(As the NKP test pilot noted above, and having observed both CBU-55 and other much larger propane fuel-air explosive weapons in Southeast Asia, I highly doubt that the C-130 drop cited here, of a "weapon shipped from Thailand", with the four acre area supposedly covered with high overpressure, was indeed CBU-55. I would assume, alternatively, that it was one of the much larger FAE weapons often dropped from transports like the C-130).

A second-generation of the CBU-55 (and CBU-72) fuel-air weapons entered the United States military arsenal after the Vietnam War, and were used by the United States in Iraq during Operation Desert Storm.[3]
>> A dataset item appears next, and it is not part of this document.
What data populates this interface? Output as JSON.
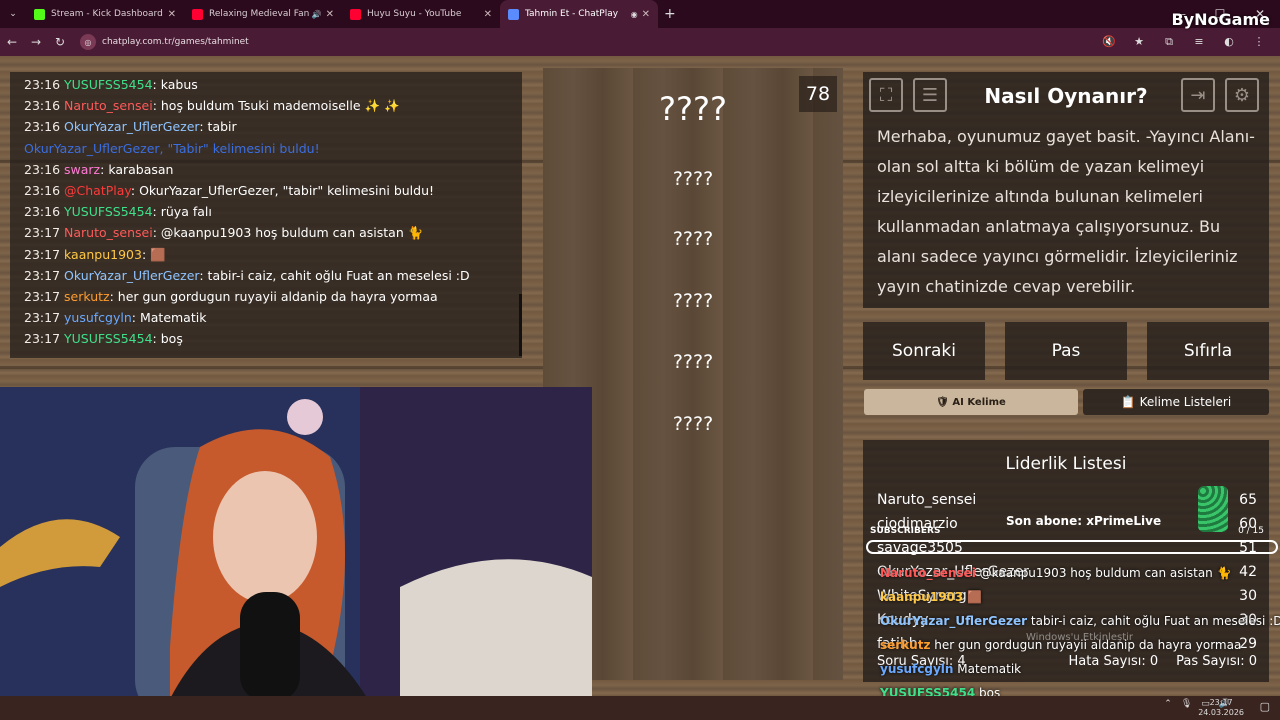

A foreign policy issue flared in the mid-1970's when the Israeli government sought to acquire from the US the small unused inventory of the original CBU-55 munitions. The debate was one of "inhumane" weapons, with the opponents of the transfer arguing that somehow, there was a distinction, in a very negative way, between using CBU-55 compared to HE bombs, other cluster munitions, napalm, etc. It was, to those of us who had actually flown combat with these various munitions, "a distinction without a difference".[citation needed]

See also[edit]

References[edit]

  1. ^ a b Spencer C. Tucker, Vietnam, UCL Press, 1999, p.185
  2. ^ SBU/SBK to SXU - Equipment Listing
  3. ^ CBU-72 / BLU-73/B Fuel/Air Explosive (FAE) - Dumb Bombs